EXERCISE MATERIALS:
....

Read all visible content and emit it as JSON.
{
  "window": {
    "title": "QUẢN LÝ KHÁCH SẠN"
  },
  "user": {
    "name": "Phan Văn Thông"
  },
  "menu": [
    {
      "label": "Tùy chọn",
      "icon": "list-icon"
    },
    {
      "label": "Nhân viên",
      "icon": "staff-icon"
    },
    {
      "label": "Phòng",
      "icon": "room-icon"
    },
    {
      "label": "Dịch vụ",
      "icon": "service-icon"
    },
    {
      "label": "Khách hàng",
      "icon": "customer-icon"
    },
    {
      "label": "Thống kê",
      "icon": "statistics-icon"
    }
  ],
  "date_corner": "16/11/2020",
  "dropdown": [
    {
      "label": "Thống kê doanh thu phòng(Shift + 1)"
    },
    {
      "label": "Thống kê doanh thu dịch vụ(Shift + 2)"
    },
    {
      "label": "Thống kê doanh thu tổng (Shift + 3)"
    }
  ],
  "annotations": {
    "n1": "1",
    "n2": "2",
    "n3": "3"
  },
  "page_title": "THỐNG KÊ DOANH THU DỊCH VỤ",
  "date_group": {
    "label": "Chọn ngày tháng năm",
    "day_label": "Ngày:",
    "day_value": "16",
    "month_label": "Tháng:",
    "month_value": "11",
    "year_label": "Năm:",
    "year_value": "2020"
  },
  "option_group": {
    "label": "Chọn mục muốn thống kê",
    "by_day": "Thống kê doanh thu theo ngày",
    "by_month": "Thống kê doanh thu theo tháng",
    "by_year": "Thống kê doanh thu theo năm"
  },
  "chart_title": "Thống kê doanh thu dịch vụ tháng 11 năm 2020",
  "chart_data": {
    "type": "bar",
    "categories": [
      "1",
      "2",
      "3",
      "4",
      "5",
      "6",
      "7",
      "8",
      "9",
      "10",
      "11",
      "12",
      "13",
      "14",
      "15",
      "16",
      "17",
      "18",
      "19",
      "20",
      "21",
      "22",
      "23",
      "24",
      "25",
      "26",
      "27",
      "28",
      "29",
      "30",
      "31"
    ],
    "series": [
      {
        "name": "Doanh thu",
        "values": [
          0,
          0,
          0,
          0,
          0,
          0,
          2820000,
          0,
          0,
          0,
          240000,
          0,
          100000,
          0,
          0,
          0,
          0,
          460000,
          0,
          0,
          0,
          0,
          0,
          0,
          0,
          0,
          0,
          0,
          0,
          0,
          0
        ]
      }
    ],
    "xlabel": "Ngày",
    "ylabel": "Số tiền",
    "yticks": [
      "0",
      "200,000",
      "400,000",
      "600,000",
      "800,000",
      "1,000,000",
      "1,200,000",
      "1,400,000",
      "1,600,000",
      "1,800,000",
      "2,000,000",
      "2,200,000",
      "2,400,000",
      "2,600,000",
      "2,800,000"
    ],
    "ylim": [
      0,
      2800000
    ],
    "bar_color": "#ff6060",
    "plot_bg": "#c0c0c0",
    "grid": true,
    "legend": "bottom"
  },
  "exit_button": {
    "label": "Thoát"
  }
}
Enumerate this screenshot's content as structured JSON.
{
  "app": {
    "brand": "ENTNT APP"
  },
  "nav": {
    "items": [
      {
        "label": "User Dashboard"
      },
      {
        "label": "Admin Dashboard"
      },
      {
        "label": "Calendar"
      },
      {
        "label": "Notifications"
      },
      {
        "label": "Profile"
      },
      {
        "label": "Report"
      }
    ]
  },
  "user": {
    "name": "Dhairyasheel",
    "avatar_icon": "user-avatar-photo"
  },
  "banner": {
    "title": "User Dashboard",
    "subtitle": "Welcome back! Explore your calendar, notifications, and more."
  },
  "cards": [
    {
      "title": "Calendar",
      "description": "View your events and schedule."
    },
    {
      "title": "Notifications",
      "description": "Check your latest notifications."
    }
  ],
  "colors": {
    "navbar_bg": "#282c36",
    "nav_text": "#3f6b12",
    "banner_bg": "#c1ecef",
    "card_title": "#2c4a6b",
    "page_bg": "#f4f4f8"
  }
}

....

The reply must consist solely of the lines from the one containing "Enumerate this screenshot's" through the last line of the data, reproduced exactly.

Enumerate this screenshot's content as structured JSON.
{
  "app": {
    "brand": "ENTNT APP"
  },
  "nav": {
    "items": [
      {
        "label": "User Dashboard"
      },
      {
        "label": "Admin Dashboard"
      },
      {
        "label": "Calendar"
      },
      {
        "label": "Notifications"
      },
      {
        "label": "Profile"
      },
      {
        "label": "Report"
      }
    ]
  },
  "user": {
    "name": "Dhairyasheel",
    "avatar_icon": "user-avatar-photo"
  },
  "banner": {
    "title": "User Dashboard",
    "subtitle": "Welcome back! Explore your calendar, notifications, and more."
  },
  "cards": [
    {
      "title": "Calendar",
      "description": "View your events and schedule."
    },
    {
      "title": "Notifications",
      "description": "Check your latest notifications."
    }
  ],
  "colors": {
    "navbar_bg": "#282c36",
    "nav_text": "#3f6b12",
    "banner_bg": "#c1ecef",
    "card_title": "#2c4a6b",
    "page_bg": "#f4f4f8"
  }
}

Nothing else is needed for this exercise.